(Exercise materials begins)

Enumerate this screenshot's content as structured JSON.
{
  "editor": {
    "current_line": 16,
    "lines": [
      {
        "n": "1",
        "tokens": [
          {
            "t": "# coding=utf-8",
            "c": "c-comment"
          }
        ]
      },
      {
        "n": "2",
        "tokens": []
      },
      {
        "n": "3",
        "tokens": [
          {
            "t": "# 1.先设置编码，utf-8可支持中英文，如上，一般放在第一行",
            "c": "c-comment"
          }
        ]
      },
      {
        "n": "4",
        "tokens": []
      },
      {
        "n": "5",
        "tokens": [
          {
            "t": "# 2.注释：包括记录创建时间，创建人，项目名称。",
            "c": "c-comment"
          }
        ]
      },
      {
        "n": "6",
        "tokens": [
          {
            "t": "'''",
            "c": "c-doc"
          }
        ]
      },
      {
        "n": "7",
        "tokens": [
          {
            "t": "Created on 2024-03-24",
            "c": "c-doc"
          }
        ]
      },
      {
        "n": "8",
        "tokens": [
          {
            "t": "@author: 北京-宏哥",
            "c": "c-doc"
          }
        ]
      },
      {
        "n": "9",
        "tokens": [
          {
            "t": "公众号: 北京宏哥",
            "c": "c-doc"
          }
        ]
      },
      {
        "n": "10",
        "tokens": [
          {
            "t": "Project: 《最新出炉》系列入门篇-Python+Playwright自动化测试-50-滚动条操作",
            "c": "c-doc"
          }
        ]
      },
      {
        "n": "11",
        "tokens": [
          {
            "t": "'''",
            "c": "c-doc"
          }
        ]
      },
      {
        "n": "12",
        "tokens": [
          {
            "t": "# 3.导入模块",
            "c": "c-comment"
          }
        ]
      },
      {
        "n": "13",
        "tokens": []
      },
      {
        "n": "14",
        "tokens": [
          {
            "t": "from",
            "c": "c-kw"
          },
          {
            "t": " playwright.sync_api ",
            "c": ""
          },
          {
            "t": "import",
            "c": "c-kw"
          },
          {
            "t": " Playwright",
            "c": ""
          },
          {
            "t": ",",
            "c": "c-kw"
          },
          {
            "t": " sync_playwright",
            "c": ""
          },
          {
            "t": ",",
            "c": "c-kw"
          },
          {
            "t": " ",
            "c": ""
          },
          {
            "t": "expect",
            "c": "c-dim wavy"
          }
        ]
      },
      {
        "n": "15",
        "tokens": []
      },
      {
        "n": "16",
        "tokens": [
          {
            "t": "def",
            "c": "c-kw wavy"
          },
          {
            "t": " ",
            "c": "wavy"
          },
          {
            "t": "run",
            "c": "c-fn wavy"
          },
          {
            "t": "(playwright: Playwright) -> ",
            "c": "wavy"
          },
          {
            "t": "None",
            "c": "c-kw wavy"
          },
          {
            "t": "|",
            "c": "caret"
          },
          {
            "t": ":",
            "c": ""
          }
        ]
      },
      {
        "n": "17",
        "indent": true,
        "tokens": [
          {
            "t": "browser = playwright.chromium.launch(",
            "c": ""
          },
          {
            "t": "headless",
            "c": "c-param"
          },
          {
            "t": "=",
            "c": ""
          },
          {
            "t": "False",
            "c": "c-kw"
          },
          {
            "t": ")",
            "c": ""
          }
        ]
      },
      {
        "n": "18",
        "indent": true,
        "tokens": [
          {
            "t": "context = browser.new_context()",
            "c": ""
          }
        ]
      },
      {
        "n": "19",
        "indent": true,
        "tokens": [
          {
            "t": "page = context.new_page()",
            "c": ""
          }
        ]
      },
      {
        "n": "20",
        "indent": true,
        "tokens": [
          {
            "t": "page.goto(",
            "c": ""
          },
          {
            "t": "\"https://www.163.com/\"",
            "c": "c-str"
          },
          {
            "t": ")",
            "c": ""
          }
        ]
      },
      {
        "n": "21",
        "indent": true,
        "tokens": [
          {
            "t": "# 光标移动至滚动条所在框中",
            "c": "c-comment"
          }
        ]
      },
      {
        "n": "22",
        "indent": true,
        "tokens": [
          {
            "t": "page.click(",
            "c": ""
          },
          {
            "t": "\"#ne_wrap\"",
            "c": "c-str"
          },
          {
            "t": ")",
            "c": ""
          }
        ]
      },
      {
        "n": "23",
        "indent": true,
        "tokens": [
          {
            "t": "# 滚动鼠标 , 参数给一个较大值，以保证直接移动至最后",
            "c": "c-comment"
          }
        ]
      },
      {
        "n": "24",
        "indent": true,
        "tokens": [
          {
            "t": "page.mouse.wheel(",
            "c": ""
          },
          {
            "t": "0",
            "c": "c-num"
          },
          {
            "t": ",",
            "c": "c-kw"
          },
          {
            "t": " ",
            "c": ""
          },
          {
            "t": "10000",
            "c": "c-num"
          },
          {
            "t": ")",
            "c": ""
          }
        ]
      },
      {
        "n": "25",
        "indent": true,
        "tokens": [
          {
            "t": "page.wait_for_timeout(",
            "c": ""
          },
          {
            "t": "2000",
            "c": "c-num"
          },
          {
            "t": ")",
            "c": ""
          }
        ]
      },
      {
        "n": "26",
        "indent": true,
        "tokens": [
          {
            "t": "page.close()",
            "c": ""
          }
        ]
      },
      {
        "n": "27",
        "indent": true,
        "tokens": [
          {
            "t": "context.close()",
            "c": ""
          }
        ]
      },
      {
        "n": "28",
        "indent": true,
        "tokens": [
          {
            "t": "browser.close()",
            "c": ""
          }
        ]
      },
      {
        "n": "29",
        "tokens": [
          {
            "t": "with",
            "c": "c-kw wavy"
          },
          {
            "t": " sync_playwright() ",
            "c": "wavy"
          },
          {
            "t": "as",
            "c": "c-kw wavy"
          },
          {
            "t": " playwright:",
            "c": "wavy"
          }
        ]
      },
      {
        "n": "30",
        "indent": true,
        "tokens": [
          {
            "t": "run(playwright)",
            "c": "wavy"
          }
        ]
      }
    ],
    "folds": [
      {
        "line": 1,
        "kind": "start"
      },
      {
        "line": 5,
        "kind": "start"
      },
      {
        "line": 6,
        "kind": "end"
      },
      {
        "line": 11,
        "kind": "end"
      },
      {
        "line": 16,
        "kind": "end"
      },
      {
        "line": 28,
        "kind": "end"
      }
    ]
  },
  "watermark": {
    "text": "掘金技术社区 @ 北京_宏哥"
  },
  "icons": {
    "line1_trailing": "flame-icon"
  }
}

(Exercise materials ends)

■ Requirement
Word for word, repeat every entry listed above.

■ Your solution
Enumerate this screenshot's content as structured JSON.
{
  "editor": {
    "current_line": 16,
    "lines": [
      {
        "n": "1",
        "tokens": [
          {
            "t": "# coding=utf-8",
            "c": "c-comment"
          }
        ]
      },
      {
        "n": "2",
        "tokens": []
      },
      {
        "n": "3",
        "tokens": [
          {
            "t": "# 1.先设置编码，utf-8可支持中英文，如上，一般放在第一行",
            "c": "c-comment"
          }
        ]
      },
      {
        "n": "4",
        "tokens": []
      },
      {
        "n": "5",
        "tokens": [
          {
            "t": "# 2.注释：包括记录创建时间，创建人，项目名称。",
            "c": "c-comment"
          }
        ]
      },
      {
        "n": "6",
        "tokens": [
          {
            "t": "'''",
            "c": "c-doc"
          }
        ]
      },
      {
        "n": "7",
        "tokens": [
          {
            "t": "Created on 2024-03-24",
            "c": "c-doc"
          }
        ]
      },
      {
        "n": "8",
        "tokens": [
          {
            "t": "@author: 北京-宏哥",
            "c": "c-doc"
          }
        ]
      },
      {
        "n": "9",
        "tokens": [
          {
            "t": "公众号: 北京宏哥",
            "c": "c-doc"
          }
        ]
      },
      {
        "n": "10",
        "tokens": [
          {
            "t": "Project: 《最新出炉》系列入门篇-Python+Playwright自动化测试-50-滚动条操作",
            "c": "c-doc"
          }
        ]
      },
      {
        "n": "11",
        "tokens": [
          {
            "t": "'''",
            "c": "c-doc"
          }
        ]
      },
      {
        "n": "12",
        "tokens": [
          {
            "t": "# 3.导入模块",
            "c": "c-comment"
          }
        ]
      },
      {
        "n": "13",
        "tokens": []
      },
      {
        "n": "14",
        "tokens": [
          {
            "t": "from",
            "c": "c-kw"
          },
          {
            "t": " playwright.sync_api ",
            "c": ""
          },
          {
            "t": "import",
            "c": "c-kw"
          },
          {
            "t": " Playwright",
            "c": ""
          },
          {
            "t": ",",
            "c": "c-kw"
          },
          {
            "t": " sync_playwright",
            "c": ""
          },
          {
            "t": ",",
            "c": "c-kw"
          },
          {
            "t": " ",
            "c": ""
          },
          {
            "t": "expect",
            "c": "c-dim wavy"
          }
        ]
      },
      {
        "n": "15",
        "tokens": []
      },
      {
        "n": "16",
        "tokens": [
          {
            "t": "def",
            "c": "c-kw wavy"
          },
          {
            "t": " ",
            "c": "wavy"
          },
          {
            "t": "run",
            "c": "c-fn wavy"
          },
          {
            "t": "(playwright: Playwright) -> ",
            "c": "wavy"
          },
          {
            "t": "None",
            "c": "c-kw wavy"
          },
          {
            "t": "|",
            "c": "caret"
          },
          {
            "t": ":",
            "c": ""
          }
        ]
      },
      {
        "n": "17",
        "indent": true,
        "tokens": [
          {
            "t": "browser = playwright.chromium.launch(",
            "c": ""
          },
          {
            "t": "headless",
            "c": "c-param"
          },
          {
            "t": "=",
            "c": ""
          },
          {
            "t": "False",
            "c": "c-kw"
          },
          {
            "t": ")",
            "c": ""
          }
        ]
      },
      {
        "n": "18",
        "indent": true,
        "tokens": [
          {
            "t": "context = browser.new_context()",
            "c": ""
          }
        ]
      },
      {
        "n": "19",
        "indent": true,
        "tokens": [
          {
            "t": "page = context.new_page()",
            "c": ""
          }
        ]
      },
      {
        "n": "20",
        "indent": true,
        "tokens": [
          {
            "t": "page.goto(",
            "c": ""
          },
          {
            "t": "\"https://www.163.com/\"",
            "c": "c-str"
          },
          {
            "t": ")",
            "c": ""
          }
        ]
      },
      {
        "n": "21",
        "indent": true,
        "tokens": [
          {
            "t": "# 光标移动至滚动条所在框中",
            "c": "c-comment"
          }
        ]
      },
      {
        "n": "22",
        "indent": true,
        "tokens": [
          {
            "t": "page.click(",
            "c": ""
          },
          {
            "t": "\"#ne_wrap\"",
            "c": "c-str"
          },
          {
            "t": ")",
            "c": ""
          }
        ]
      },
      {
        "n": "23",
        "indent": true,
        "tokens": [
          {
            "t": "# 滚动鼠标 , 参数给一个较大值，以保证直接移动至最后",
            "c": "c-comment"
          }
        ]
      },
      {
        "n": "24",
        "indent": true,
        "tokens": [
          {
            "t": "page.mouse.wheel(",
            "c": ""
          },
          {
            "t": "0",
            "c": "c-num"
          },
          {
            "t": ",",
            "c": "c-kw"
          },
          {
            "t": " ",
            "c": ""
          },
          {
            "t": "10000",
            "c": "c-num"
          },
          {
            "t": ")",
            "c": ""
          }
        ]
      },
      {
        "n": "25",
        "indent": true,
        "tokens": [
          {
            "t": "page.wait_for_timeout(",
            "c": ""
          },
          {
            "t": "2000",
            "c": "c-num"
          },
          {
            "t": ")",
            "c": ""
          }
        ]
      },
      {
        "n": "26",
        "indent": true,
        "tokens": [
          {
            "t": "page.close()",
            "c": ""
          }
        ]
      },
      {
        "n": "27",
        "indent": true,
        "tokens": [
          {
            "t": "context.close()",
            "c": ""
          }
        ]
      },
      {
        "n": "28",
        "indent": true,
        "tokens": [
          {
            "t": "browser.close()",
            "c": ""
          }
        ]
      },
      {
        "n": "29",
        "tokens": [
          {
            "t": "with",
            "c": "c-kw wavy"
          },
          {
            "t": " sync_playwright() ",
            "c": "wavy"
          },
          {
            "t": "as",
            "c": "c-kw wavy"
          },
          {
            "t": " playwright:",
            "c": "wavy"
          }
        ]
      },
      {
        "n": "30",
        "indent": true,
        "tokens": [
          {
            "t": "run(playwright)",
            "c": "wavy"
          }
        ]
      }
    ],
    "folds": [
      {
        "line": 1,
        "kind": "start"
      },
      {
        "line": 5,
        "kind": "start"
      },
      {
        "line": 6,
        "kind": "end"
      },
      {
        "line": 11,
        "kind": "end"
      },
      {
        "line": 16,
        "kind": "end"
      },
      {
        "line": 28,
        "kind": "end"
      }
    ]
  },
  "watermark": {
    "text": "掘金技术社区 @ 北京_宏哥"
  },
  "icons": {
    "line1_trailing": "flame-icon"
  }
}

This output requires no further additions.